The Cynic’s Guide to Buying and Selling Altcoins: Part One of Many

By | June 2, 2020

The easiest thing in the world is to say “Don’t buy Altcoins.”

And you should not buy penny stocks on the Vancouver stock exchange.

Finally, you should not try to count cards at a blackjack table in Vegas while partaking of the free booze offered by those fine establishments.

But I would be a hypocrite if I wrote that. Because I have done all three.

Besides, I doubt you are reading New Currency Frontier for advice on how to interpret the latest quarterly earnings on Apple.

Altcoins:Where Do They Come From?

Before you buy something, it is a good idea to know what you are buying.

In the world of altcoin buying, most people (I deliberately did not use the term “investors”) do not have the slightest idea of what they are buying.

Some altcoins are backed by millions of dollars in funding and dozens, if not hundreds of developers.

But a lot of altcoins are backed by two guys working out of their basement with a website and a nice PowerPoint presentation.

In a hot market, even the altcoins created in Mom’s basement can go up. But that’s not really a good investment strategy.

In a market going cold, EVERYTHING will go down, AND FAST.

And that’s the first rule of buying and selling altcoins: If the market is not hot, dump the altcoin.

Waiting for the coin to “bounce back” is the penultimate signal you are a sucker.

These coins go to zero all the time. MOST of them go to zero. Check out this website:

But knowing what type of coin you have bought is the key to separating coins that have a chance of become a 10 or 20 bagger versus the no-chance coins that will be dead in one year or two.

In general, there are three types of altcoins: tokens, forks, and original source code.

Let us look at all three separately:


These types of coins are generally the very bottom of the barrel, because they are not really coins.

Tokens can cbe reated by ANYBODY using the Ethereum network.

By writing an Ethereum smart contract, ANYBODY can create tokens and give them a name (like Barfcoins!) and issue millions, if not billions of tokens.

Then they can issue tokens to themselves, their buddies and by the way, anybody who is willing to pay for them.

And therein lies the problem. ANYBODY can create tokens on the Ethereum network, for the cost of some Ethereum.

The last time I looked, it cost about $2-5k to make a token on the Ethereum network.

During the ICO craze, promoters were raising millions with nothing to show buyers but tokens and a powerpoint presentation.

However, there are exceptions. Stablecoins are tokens built on the Ethereum network.

Tether has a market cap of nearly $9 billion USD as it’s widely-used in the cryptoworld as a digital US dollar.
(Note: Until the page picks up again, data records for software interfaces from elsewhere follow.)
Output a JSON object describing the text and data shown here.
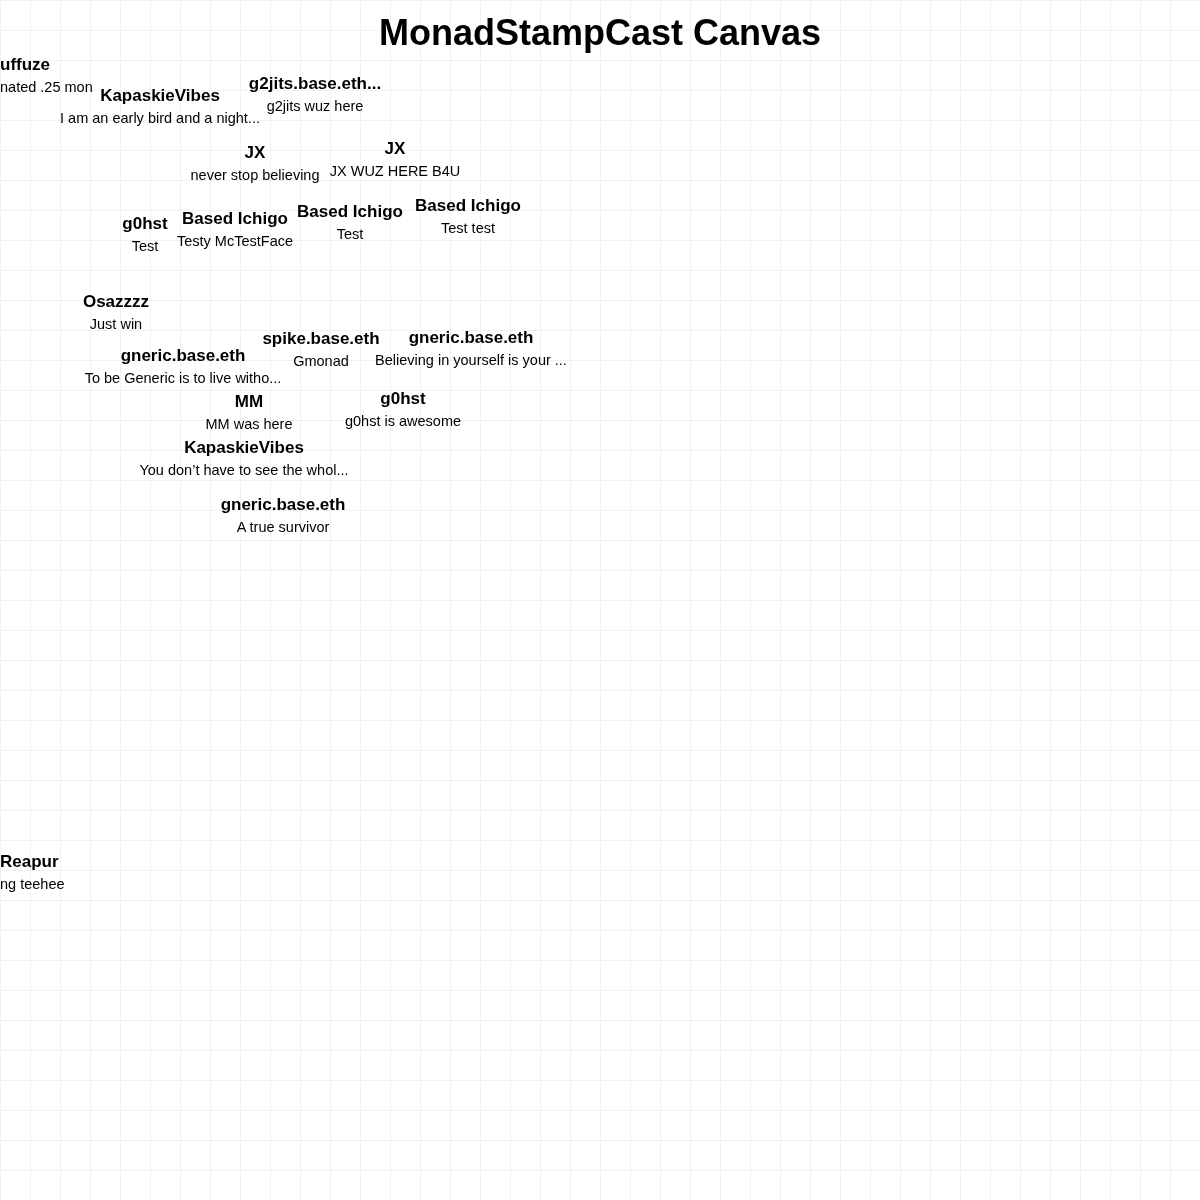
{
  "title": "MonadStampCast Canvas",
  "stamps": [
    {
      "name": "uffuze",
      "message": "nated .25 mon"
    },
    {
      "name": "KapaskieVibes",
      "message": "I am an early bird and a night..."
    },
    {
      "name": "g2jits.base.eth...",
      "message": "g2jits wuz here"
    },
    {
      "name": "JX",
      "message": "never stop believing"
    },
    {
      "name": "JX",
      "message": "JX WUZ HERE B4U"
    },
    {
      "name": "g0hst",
      "message": "Test"
    },
    {
      "name": "Based Ichigo",
      "message": "Testy McTestFace"
    },
    {
      "name": "Based Ichigo",
      "message": "Test"
    },
    {
      "name": "Based Ichigo",
      "message": "Test test"
    },
    {
      "name": "Osazzzz",
      "message": "Just win"
    },
    {
      "name": "gneric.base.eth",
      "message": "To be Generic is to live witho..."
    },
    {
      "name": "spike.base.eth",
      "message": "Gmonad"
    },
    {
      "name": "gneric.base.eth",
      "message": "Believing in yourself is your ..."
    },
    {
      "name": "MM",
      "message": "MM was here"
    },
    {
      "name": "g0hst",
      "message": "g0hst is awesome"
    },
    {
      "name": "KapaskieVibes",
      "message": "You don’t have to see the whol..."
    },
    {
      "name": "gneric.base.eth",
      "message": "A true survivor"
    },
    {
      "name": "Reapur",
      "message": "ng teehee"
    }
  ]
}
It’s a token backed by such big players in the crcrypto world ike Bitfinex.

Summary: Virtually all Ethereum tokens issued in the ICO craze of 2017-18 are now worth a few pennies or gone to zero, with the significant exception of Tether.

Forked Coins

Every digital coin is a technology platform. It has a code base and usually the code is open source, meaning anybody can modify and publish the modified code.

When a developer or development team changes the code base of an existing coin, and the change is not accepted by the rest of the community, then the coin splits in two. That’s called a hard fork.

Bitcoin, the grandfather coin of crypto, has been hard forked 44 times since 2017. These include such coins as bitcoin cash and bitcoin gold, which have some market value.

But note the other 40+ coins produced by the hard-forking of the bitcoin code have no market value.

A “forked” coin is almost by definition a coin backed by a development team that has made changes to the code base that have been rejected by most of the community.

Hence the attempts by the Bitcoin Cash development team and the Bitcoin SV team to claim they are working on the one, “true” bitcoin.

But it must be noted, these coins have proven to be bad bets over the years.

Original Coins

How the source code of bitcoin was written is legendary.

It has a thriving and dedicated developer base. And that shows through in its valuation, with a total market cap of $181 billion USD

Ethereum is second in valuation worth $27 billion.

Of the top five crypto-coins by market cap, three are original code, one is an Ethereum token, and one is a bitcoin fork.

Crypto-coins with their own codebase and a thriving developer community are the “safest” (relatively speaking) coins to buy.

Or put in another way: a coin that is a) Is a fork or a simple token off the Ethereum network and b) Has no development team, that’s a very bad sign.

And during the ICO craze, there were a LOT of those coins floating around.


This isn’t a guide on WHICH altcoins to buy.

It’s a guide how to decide which altcoins look like a very bad place to spend your money.

If you buy any altcoins, its less an investment and more a gamble.

But I must confess, I have been accumulating Ethereum all this year. And I’m sure glad I did.